=== TASK MATERIAL ===

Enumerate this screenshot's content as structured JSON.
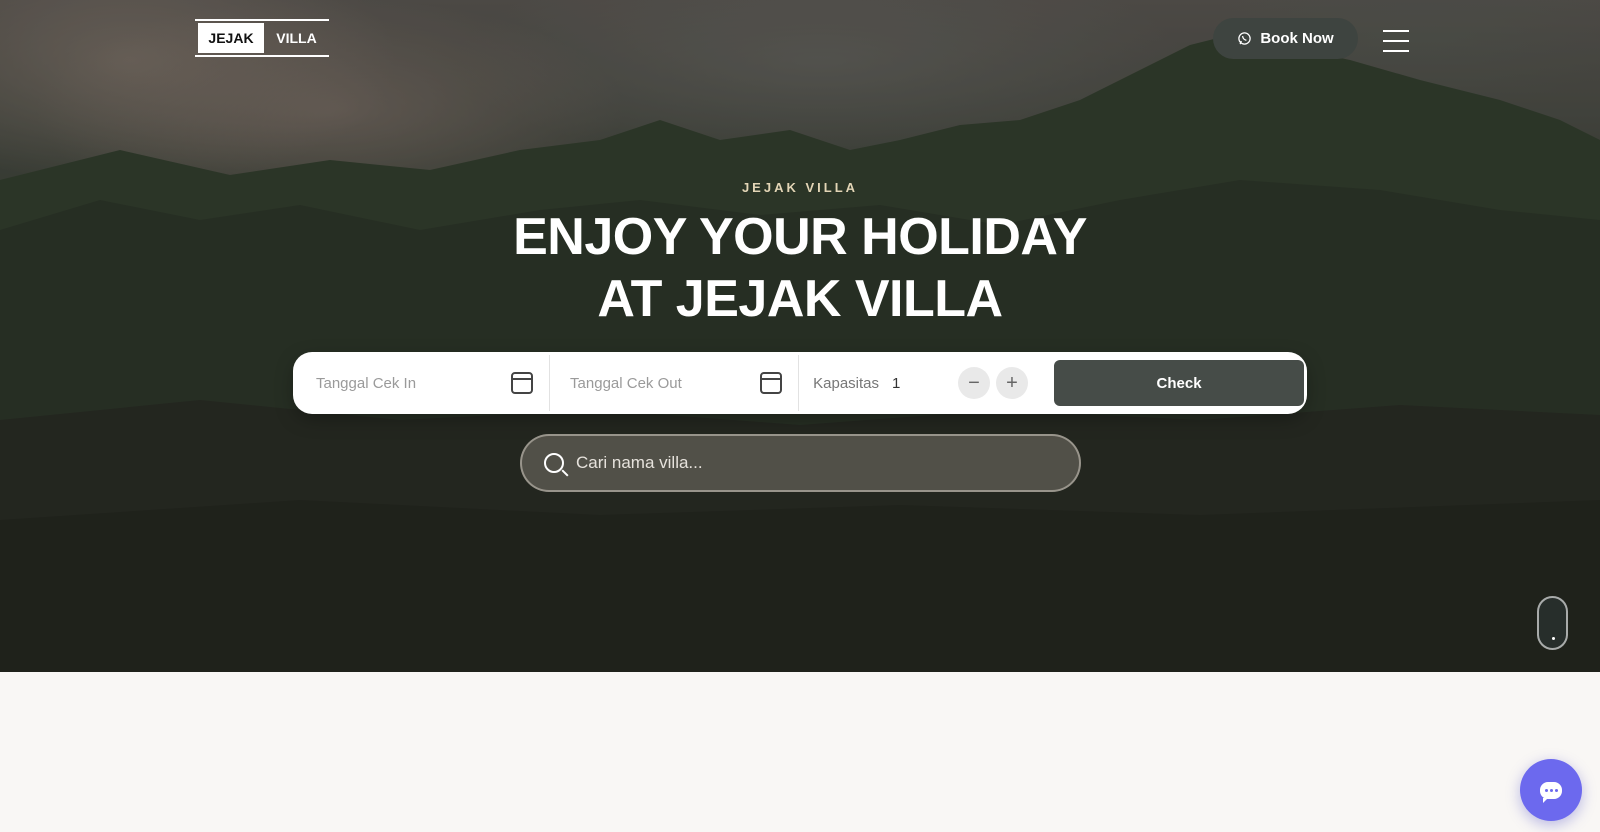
{
  "header": {
    "logo_left": "JEJAK",
    "logo_right": "VILLA",
    "book_label": "Book Now",
    "menu_icon": "hamburger-icon"
  },
  "hero": {
    "eyebrow": "JEJAK VILLA",
    "title_line1": "ENJOY YOUR HOLIDAY",
    "title_line2": "AT JEJAK VILLA"
  },
  "booking": {
    "checkin_placeholder": "Tanggal Cek In",
    "checkout_placeholder": "Tanggal Cek Out",
    "capacity_label": "Kapasitas",
    "capacity_value": "1",
    "decrement": "−",
    "increment": "+",
    "check_label": "Check"
  },
  "search": {
    "placeholder": "Cari nama villa..."
  },
  "colors": {
    "accent": "#464c48",
    "chat": "#6c69ee",
    "eyebrow": "#e3d5b6"
  }
}
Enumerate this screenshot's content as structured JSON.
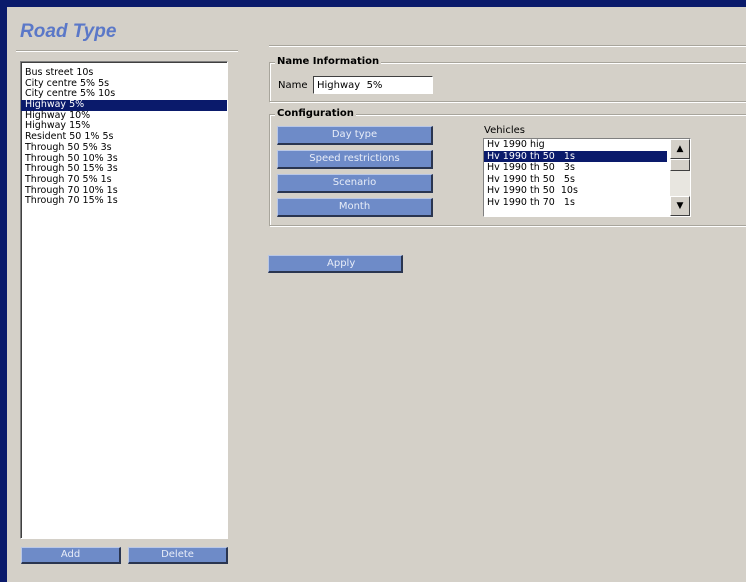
{
  "title": "Road Type",
  "road_types": {
    "items": [
      "Bus street 10s",
      "City centre 5% 5s",
      "City centre 5% 10s",
      "Highway 5%",
      "Highway 10%",
      "Highway 15%",
      "Resident 50 1% 5s",
      "Through 50 5% 3s",
      "Through 50 10% 3s",
      "Through 50 15% 3s",
      "Through 70 5% 1s",
      "Through 70 10% 1s",
      "Through 70 15% 1s"
    ],
    "selected": "Highway 5%"
  },
  "buttons": {
    "add": "Add",
    "delete": "Delete",
    "apply": "Apply"
  },
  "name_info": {
    "legend": "Name Information",
    "label": "Name",
    "value": "Highway  5%"
  },
  "configuration": {
    "legend": "Configuration",
    "buttons": [
      "Day type",
      "Speed restrictions",
      "Scenario",
      "Month"
    ],
    "vehicles_label": "Vehicles",
    "vehicles": [
      "Hv 1990 hig",
      "Hv 1990 th 50   1s",
      "Hv 1990 th 50   3s",
      "Hv 1990 th 50   5s",
      "Hv 1990 th 50  10s",
      "Hv 1990 th 70   1s"
    ],
    "selected_vehicle": "Hv 1990 th 50   1s"
  },
  "colors": {
    "accent": "#6e8bc8",
    "title": "#5b78c8",
    "selection": "#0a1a6b",
    "frame": "#0a1a6b"
  }
}
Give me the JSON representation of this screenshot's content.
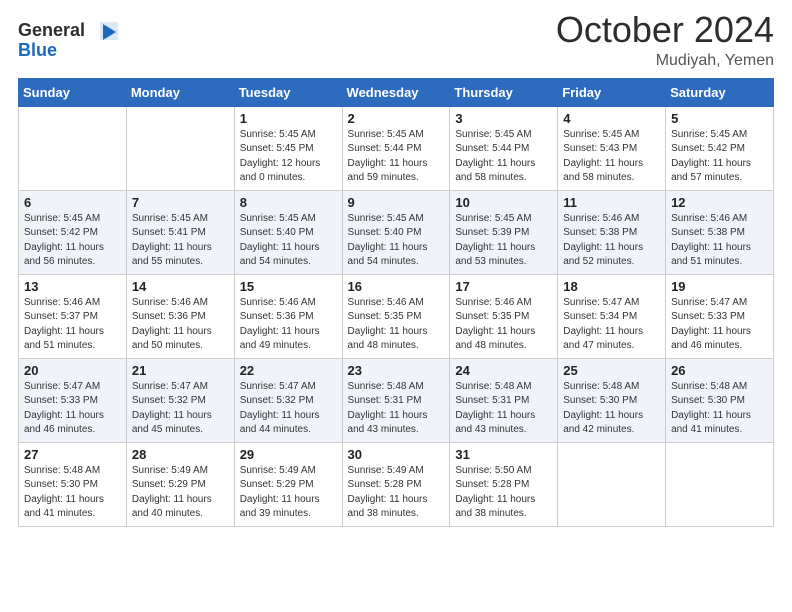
{
  "logo": {
    "line1": "General",
    "line2": "Blue"
  },
  "header": {
    "month": "October 2024",
    "location": "Mudiyah, Yemen"
  },
  "weekdays": [
    "Sunday",
    "Monday",
    "Tuesday",
    "Wednesday",
    "Thursday",
    "Friday",
    "Saturday"
  ],
  "weeks": [
    [
      {
        "day": "",
        "info": ""
      },
      {
        "day": "",
        "info": ""
      },
      {
        "day": "1",
        "info": "Sunrise: 5:45 AM\nSunset: 5:45 PM\nDaylight: 12 hours\nand 0 minutes."
      },
      {
        "day": "2",
        "info": "Sunrise: 5:45 AM\nSunset: 5:44 PM\nDaylight: 11 hours\nand 59 minutes."
      },
      {
        "day": "3",
        "info": "Sunrise: 5:45 AM\nSunset: 5:44 PM\nDaylight: 11 hours\nand 58 minutes."
      },
      {
        "day": "4",
        "info": "Sunrise: 5:45 AM\nSunset: 5:43 PM\nDaylight: 11 hours\nand 58 minutes."
      },
      {
        "day": "5",
        "info": "Sunrise: 5:45 AM\nSunset: 5:42 PM\nDaylight: 11 hours\nand 57 minutes."
      }
    ],
    [
      {
        "day": "6",
        "info": "Sunrise: 5:45 AM\nSunset: 5:42 PM\nDaylight: 11 hours\nand 56 minutes."
      },
      {
        "day": "7",
        "info": "Sunrise: 5:45 AM\nSunset: 5:41 PM\nDaylight: 11 hours\nand 55 minutes."
      },
      {
        "day": "8",
        "info": "Sunrise: 5:45 AM\nSunset: 5:40 PM\nDaylight: 11 hours\nand 54 minutes."
      },
      {
        "day": "9",
        "info": "Sunrise: 5:45 AM\nSunset: 5:40 PM\nDaylight: 11 hours\nand 54 minutes."
      },
      {
        "day": "10",
        "info": "Sunrise: 5:45 AM\nSunset: 5:39 PM\nDaylight: 11 hours\nand 53 minutes."
      },
      {
        "day": "11",
        "info": "Sunrise: 5:46 AM\nSunset: 5:38 PM\nDaylight: 11 hours\nand 52 minutes."
      },
      {
        "day": "12",
        "info": "Sunrise: 5:46 AM\nSunset: 5:38 PM\nDaylight: 11 hours\nand 51 minutes."
      }
    ],
    [
      {
        "day": "13",
        "info": "Sunrise: 5:46 AM\nSunset: 5:37 PM\nDaylight: 11 hours\nand 51 minutes."
      },
      {
        "day": "14",
        "info": "Sunrise: 5:46 AM\nSunset: 5:36 PM\nDaylight: 11 hours\nand 50 minutes."
      },
      {
        "day": "15",
        "info": "Sunrise: 5:46 AM\nSunset: 5:36 PM\nDaylight: 11 hours\nand 49 minutes."
      },
      {
        "day": "16",
        "info": "Sunrise: 5:46 AM\nSunset: 5:35 PM\nDaylight: 11 hours\nand 48 minutes."
      },
      {
        "day": "17",
        "info": "Sunrise: 5:46 AM\nSunset: 5:35 PM\nDaylight: 11 hours\nand 48 minutes."
      },
      {
        "day": "18",
        "info": "Sunrise: 5:47 AM\nSunset: 5:34 PM\nDaylight: 11 hours\nand 47 minutes."
      },
      {
        "day": "19",
        "info": "Sunrise: 5:47 AM\nSunset: 5:33 PM\nDaylight: 11 hours\nand 46 minutes."
      }
    ],
    [
      {
        "day": "20",
        "info": "Sunrise: 5:47 AM\nSunset: 5:33 PM\nDaylight: 11 hours\nand 46 minutes."
      },
      {
        "day": "21",
        "info": "Sunrise: 5:47 AM\nSunset: 5:32 PM\nDaylight: 11 hours\nand 45 minutes."
      },
      {
        "day": "22",
        "info": "Sunrise: 5:47 AM\nSunset: 5:32 PM\nDaylight: 11 hours\nand 44 minutes."
      },
      {
        "day": "23",
        "info": "Sunrise: 5:48 AM\nSunset: 5:31 PM\nDaylight: 11 hours\nand 43 minutes."
      },
      {
        "day": "24",
        "info": "Sunrise: 5:48 AM\nSunset: 5:31 PM\nDaylight: 11 hours\nand 43 minutes."
      },
      {
        "day": "25",
        "info": "Sunrise: 5:48 AM\nSunset: 5:30 PM\nDaylight: 11 hours\nand 42 minutes."
      },
      {
        "day": "26",
        "info": "Sunrise: 5:48 AM\nSunset: 5:30 PM\nDaylight: 11 hours\nand 41 minutes."
      }
    ],
    [
      {
        "day": "27",
        "info": "Sunrise: 5:48 AM\nSunset: 5:30 PM\nDaylight: 11 hours\nand 41 minutes."
      },
      {
        "day": "28",
        "info": "Sunrise: 5:49 AM\nSunset: 5:29 PM\nDaylight: 11 hours\nand 40 minutes."
      },
      {
        "day": "29",
        "info": "Sunrise: 5:49 AM\nSunset: 5:29 PM\nDaylight: 11 hours\nand 39 minutes."
      },
      {
        "day": "30",
        "info": "Sunrise: 5:49 AM\nSunset: 5:28 PM\nDaylight: 11 hours\nand 38 minutes."
      },
      {
        "day": "31",
        "info": "Sunrise: 5:50 AM\nSunset: 5:28 PM\nDaylight: 11 hours\nand 38 minutes."
      },
      {
        "day": "",
        "info": ""
      },
      {
        "day": "",
        "info": ""
      }
    ]
  ]
}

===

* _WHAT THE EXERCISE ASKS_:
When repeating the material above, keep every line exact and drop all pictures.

* _RESPONSE TO THE TASK_:
Enumerate this screenshot's content as structured JSON.
{
  "header": {
    "logo_left": "JEJAK",
    "logo_right": "VILLA",
    "book_label": "Book Now",
    "menu_icon": "hamburger-icon"
  },
  "hero": {
    "eyebrow": "JEJAK VILLA",
    "title_line1": "ENJOY YOUR HOLIDAY",
    "title_line2": "AT JEJAK VILLA"
  },
  "booking": {
    "checkin_placeholder": "Tanggal Cek In",
    "checkout_placeholder": "Tanggal Cek Out",
    "capacity_label": "Kapasitas",
    "capacity_value": "1",
    "decrement": "−",
    "increment": "+",
    "check_label": "Check"
  },
  "search": {
    "placeholder": "Cari nama villa..."
  },
  "colors": {
    "accent": "#464c48",
    "chat": "#6c69ee",
    "eyebrow": "#e3d5b6"
  }
}
Enumerate this screenshot's content as structured JSON.
{
  "title": "Road Type",
  "road_types": {
    "items": [
      "Bus street 10s",
      "City centre 5% 5s",
      "City centre 5% 10s",
      "Highway 5%",
      "Highway 10%",
      "Highway 15%",
      "Resident 50 1% 5s",
      "Through 50 5% 3s",
      "Through 50 10% 3s",
      "Through 50 15% 3s",
      "Through 70 5% 1s",
      "Through 70 10% 1s",
      "Through 70 15% 1s"
    ],
    "selected": "Highway 5%"
  },
  "buttons": {
    "add": "Add",
    "delete": "Delete",
    "apply": "Apply"
  },
  "name_info": {
    "legend": "Name Information",
    "label": "Name",
    "value": "Highway  5%"
  },
  "configuration": {
    "legend": "Configuration",
    "buttons": [
      "Day type",
      "Speed restrictions",
      "Scenario",
      "Month"
    ],
    "vehicles_label": "Vehicles",
    "vehicles": [
      "Hv 1990 hig",
      "Hv 1990 th 50   1s",
      "Hv 1990 th 50   3s",
      "Hv 1990 th 50   5s",
      "Hv 1990 th 50  10s",
      "Hv 1990 th 70   1s"
    ],
    "selected_vehicle": "Hv 1990 th 50   1s"
  },
  "colors": {
    "accent": "#6e8bc8",
    "title": "#5b78c8",
    "selection": "#0a1a6b",
    "frame": "#0a1a6b"
  }
}
Give me the JSON representation of this screenshot's content.
{
  "logo": {
    "line1": "General",
    "line2": "Blue"
  },
  "header": {
    "month": "October 2024",
    "location": "Mudiyah, Yemen"
  },
  "weekdays": [
    "Sunday",
    "Monday",
    "Tuesday",
    "Wednesday",
    "Thursday",
    "Friday",
    "Saturday"
  ],
  "weeks": [
    [
      {
        "day": "",
        "info": ""
      },
      {
        "day": "",
        "info": ""
      },
      {
        "day": "1",
        "info": "Sunrise: 5:45 AM\nSunset: 5:45 PM\nDaylight: 12 hours\nand 0 minutes."
      },
      {
        "day": "2",
        "info": "Sunrise: 5:45 AM\nSunset: 5:44 PM\nDaylight: 11 hours\nand 59 minutes."
      },
      {
        "day": "3",
        "info": "Sunrise: 5:45 AM\nSunset: 5:44 PM\nDaylight: 11 hours\nand 58 minutes."
      },
      {
        "day": "4",
        "info": "Sunrise: 5:45 AM\nSunset: 5:43 PM\nDaylight: 11 hours\nand 58 minutes."
      },
      {
        "day": "5",
        "info": "Sunrise: 5:45 AM\nSunset: 5:42 PM\nDaylight: 11 hours\nand 57 minutes."
      }
    ],
    [
      {
        "day": "6",
        "info": "Sunrise: 5:45 AM\nSunset: 5:42 PM\nDaylight: 11 hours\nand 56 minutes."
      },
      {
        "day": "7",
        "info": "Sunrise: 5:45 AM\nSunset: 5:41 PM\nDaylight: 11 hours\nand 55 minutes."
      },
      {
        "day": "8",
        "info": "Sunrise: 5:45 AM\nSunset: 5:40 PM\nDaylight: 11 hours\nand 54 minutes."
      },
      {
        "day": "9",
        "info": "Sunrise: 5:45 AM\nSunset: 5:40 PM\nDaylight: 11 hours\nand 54 minutes."
      },
      {
        "day": "10",
        "info": "Sunrise: 5:45 AM\nSunset: 5:39 PM\nDaylight: 11 hours\nand 53 minutes."
      },
      {
        "day": "11",
        "info": "Sunrise: 5:46 AM\nSunset: 5:38 PM\nDaylight: 11 hours\nand 52 minutes."
      },
      {
        "day": "12",
        "info": "Sunrise: 5:46 AM\nSunset: 5:38 PM\nDaylight: 11 hours\nand 51 minutes."
      }
    ],
    [
      {
        "day": "13",
        "info": "Sunrise: 5:46 AM\nSunset: 5:37 PM\nDaylight: 11 hours\nand 51 minutes."
      },
      {
        "day": "14",
        "info": "Sunrise: 5:46 AM\nSunset: 5:36 PM\nDaylight: 11 hours\nand 50 minutes."
      },
      {
        "day": "15",
        "info": "Sunrise: 5:46 AM\nSunset: 5:36 PM\nDaylight: 11 hours\nand 49 minutes."
      },
      {
        "day": "16",
        "info": "Sunrise: 5:46 AM\nSunset: 5:35 PM\nDaylight: 11 hours\nand 48 minutes."
      },
      {
        "day": "17",
        "info": "Sunrise: 5:46 AM\nSunset: 5:35 PM\nDaylight: 11 hours\nand 48 minutes."
      },
      {
        "day": "18",
        "info": "Sunrise: 5:47 AM\nSunset: 5:34 PM\nDaylight: 11 hours\nand 47 minutes."
      },
      {
        "day": "19",
        "info": "Sunrise: 5:47 AM\nSunset: 5:33 PM\nDaylight: 11 hours\nand 46 minutes."
      }
    ],
    [
      {
        "day": "20",
        "info": "Sunrise: 5:47 AM\nSunset: 5:33 PM\nDaylight: 11 hours\nand 46 minutes."
      },
      {
        "day": "21",
        "info": "Sunrise: 5:47 AM\nSunset: 5:32 PM\nDaylight: 11 hours\nand 45 minutes."
      },
      {
        "day": "22",
        "info": "Sunrise: 5:47 AM\nSunset: 5:32 PM\nDaylight: 11 hours\nand 44 minutes."
      },
      {
        "day": "23",
        "info": "Sunrise: 5:48 AM\nSunset: 5:31 PM\nDaylight: 11 hours\nand 43 minutes."
      },
      {
        "day": "24",
        "info": "Sunrise: 5:48 AM\nSunset: 5:31 PM\nDaylight: 11 hours\nand 43 minutes."
      },
      {
        "day": "25",
        "info": "Sunrise: 5:48 AM\nSunset: 5:30 PM\nDaylight: 11 hours\nand 42 minutes."
      },
      {
        "day": "26",
        "info": "Sunrise: 5:48 AM\nSunset: 5:30 PM\nDaylight: 11 hours\nand 41 minutes."
      }
    ],
    [
      {
        "day": "27",
        "info": "Sunrise: 5:48 AM\nSunset: 5:30 PM\nDaylight: 11 hours\nand 41 minutes."
      },
      {
        "day": "28",
        "info": "Sunrise: 5:49 AM\nSunset: 5:29 PM\nDaylight: 11 hours\nand 40 minutes."
      },
      {
        "day": "29",
        "info": "Sunrise: 5:49 AM\nSunset: 5:29 PM\nDaylight: 11 hours\nand 39 minutes."
      },
      {
        "day": "30",
        "info": "Sunrise: 5:49 AM\nSunset: 5:28 PM\nDaylight: 11 hours\nand 38 minutes."
      },
      {
        "day": "31",
        "info": "Sunrise: 5:50 AM\nSunset: 5:28 PM\nDaylight: 11 hours\nand 38 minutes."
      },
      {
        "day": "",
        "info": ""
      },
      {
        "day": "",
        "info": ""
      }
    ]
  ]
}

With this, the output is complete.